The pedestrian Chumbarova-Luchinskogo Avenue, in popular parlance called Chumbarovka, is the most picturesque street in Arkhangelsk, a real open-air museum. Here you can see old houses gathered from different parts of the city and copies of interesting wooden buildings of the early XX century. For example, the so-called Marfin House was the headquarters of the Commercial Assembly. It was here that the Soviet rule was proclaimed in the Arkhangelsk Governorate. Before the revolution, Marfin House hosted balls, banquets, card games and a game of billiards. The wooden two-story art nouveau Ovchinnikov House, built in 1912, stands out with an original corner bay-window topped with a turret above the entrance.
The Chumbarova-Luchinskogo Avenue is decorated with numerous sculptures, the most funny of which is the bronze «Arkhangelsk Muzhik». This is Senya Malina on a giant fish, a character of fairy tales by writer Stepan Pisakhov. He is dressed in a sheepskin coat, an ear-flapped hat and felt boots. The monument was erected on the occasion of the 425th anniversary of Arkhangelsk. The storyteller himself also merited a separate monument: he stands in a coat and hat and offers his hand to shake, while holding a string-bag with fish in another hand. The city people and tourists willingly shake the writer’s hand in order to attract the luck. In 2015, a Monument to Kozma Prutkov, the famous Russian author of aphorisms, was erected on the avenue. The bronze Prutkov is crowned with a laurel wreath and writes something in his workbook. His most famous aphorisms are written on the monument. Here you can also find a Monument to the Pomor Wives: a woman in a sarafan and scarf is spinning.

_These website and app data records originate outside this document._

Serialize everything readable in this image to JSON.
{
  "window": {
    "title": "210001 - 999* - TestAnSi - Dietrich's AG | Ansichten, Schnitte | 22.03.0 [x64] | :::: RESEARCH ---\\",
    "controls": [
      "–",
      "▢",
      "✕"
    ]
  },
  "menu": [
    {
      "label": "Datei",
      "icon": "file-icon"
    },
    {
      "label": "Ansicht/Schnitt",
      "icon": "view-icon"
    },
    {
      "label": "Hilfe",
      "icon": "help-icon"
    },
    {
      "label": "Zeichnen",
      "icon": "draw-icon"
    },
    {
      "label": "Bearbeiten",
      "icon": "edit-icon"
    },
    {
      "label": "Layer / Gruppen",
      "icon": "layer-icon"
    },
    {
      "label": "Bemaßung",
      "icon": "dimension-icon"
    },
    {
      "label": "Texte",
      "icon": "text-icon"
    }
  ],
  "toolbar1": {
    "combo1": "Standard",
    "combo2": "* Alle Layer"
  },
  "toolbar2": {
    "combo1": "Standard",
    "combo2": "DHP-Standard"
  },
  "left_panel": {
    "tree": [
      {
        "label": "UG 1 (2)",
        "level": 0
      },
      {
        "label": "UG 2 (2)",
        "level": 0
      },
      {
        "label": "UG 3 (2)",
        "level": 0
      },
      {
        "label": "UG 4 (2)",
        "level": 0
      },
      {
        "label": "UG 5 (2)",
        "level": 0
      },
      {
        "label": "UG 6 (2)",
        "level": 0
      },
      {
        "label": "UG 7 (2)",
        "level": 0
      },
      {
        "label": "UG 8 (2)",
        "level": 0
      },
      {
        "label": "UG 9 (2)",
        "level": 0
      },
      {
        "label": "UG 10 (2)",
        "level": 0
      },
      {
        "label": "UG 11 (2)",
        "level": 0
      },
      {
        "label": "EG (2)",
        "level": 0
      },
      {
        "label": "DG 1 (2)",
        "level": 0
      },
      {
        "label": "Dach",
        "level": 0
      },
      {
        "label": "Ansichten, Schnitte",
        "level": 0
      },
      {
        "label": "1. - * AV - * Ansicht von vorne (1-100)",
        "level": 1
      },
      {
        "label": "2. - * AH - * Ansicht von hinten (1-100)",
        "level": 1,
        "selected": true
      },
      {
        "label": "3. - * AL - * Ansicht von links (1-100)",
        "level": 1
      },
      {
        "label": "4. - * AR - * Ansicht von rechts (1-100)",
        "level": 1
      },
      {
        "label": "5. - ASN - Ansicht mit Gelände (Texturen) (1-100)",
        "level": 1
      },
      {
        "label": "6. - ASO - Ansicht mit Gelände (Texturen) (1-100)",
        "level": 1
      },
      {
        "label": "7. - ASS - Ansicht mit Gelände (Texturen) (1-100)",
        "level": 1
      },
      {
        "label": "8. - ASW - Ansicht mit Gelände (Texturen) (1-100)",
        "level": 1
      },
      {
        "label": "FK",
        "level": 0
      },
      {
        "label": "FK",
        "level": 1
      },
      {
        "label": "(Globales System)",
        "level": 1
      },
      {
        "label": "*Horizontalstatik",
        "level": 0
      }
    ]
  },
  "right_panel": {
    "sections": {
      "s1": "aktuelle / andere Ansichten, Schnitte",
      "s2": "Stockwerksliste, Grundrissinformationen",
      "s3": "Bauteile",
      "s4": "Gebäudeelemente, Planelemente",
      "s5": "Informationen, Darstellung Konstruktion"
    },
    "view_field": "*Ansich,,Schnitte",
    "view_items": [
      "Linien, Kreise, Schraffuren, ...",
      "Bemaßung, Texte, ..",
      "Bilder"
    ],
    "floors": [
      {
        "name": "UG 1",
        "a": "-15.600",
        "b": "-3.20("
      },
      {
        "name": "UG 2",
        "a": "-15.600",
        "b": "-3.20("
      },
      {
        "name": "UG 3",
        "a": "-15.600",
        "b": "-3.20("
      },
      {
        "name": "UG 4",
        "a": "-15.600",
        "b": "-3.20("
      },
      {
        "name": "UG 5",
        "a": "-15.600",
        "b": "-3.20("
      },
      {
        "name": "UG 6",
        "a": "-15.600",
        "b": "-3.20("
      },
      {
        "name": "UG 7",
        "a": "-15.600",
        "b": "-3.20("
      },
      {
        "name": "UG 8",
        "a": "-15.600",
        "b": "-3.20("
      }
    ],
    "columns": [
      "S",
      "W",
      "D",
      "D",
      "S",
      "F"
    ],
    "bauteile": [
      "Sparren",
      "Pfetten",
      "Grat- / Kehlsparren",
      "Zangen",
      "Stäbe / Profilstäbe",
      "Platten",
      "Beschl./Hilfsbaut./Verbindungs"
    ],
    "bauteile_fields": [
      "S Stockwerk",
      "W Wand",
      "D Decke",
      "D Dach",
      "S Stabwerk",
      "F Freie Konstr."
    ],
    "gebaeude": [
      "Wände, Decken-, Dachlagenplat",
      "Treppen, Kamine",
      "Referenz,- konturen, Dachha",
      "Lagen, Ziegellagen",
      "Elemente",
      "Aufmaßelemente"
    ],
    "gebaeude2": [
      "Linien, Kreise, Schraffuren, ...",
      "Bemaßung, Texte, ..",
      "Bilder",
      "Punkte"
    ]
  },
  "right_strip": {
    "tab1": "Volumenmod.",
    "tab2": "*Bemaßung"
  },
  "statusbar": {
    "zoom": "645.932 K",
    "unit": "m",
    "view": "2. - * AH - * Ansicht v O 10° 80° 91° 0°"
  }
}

Nearby, there is a child and a cat at her feet. The composition symbolizes the comfort created by wives, preservers of the hearth.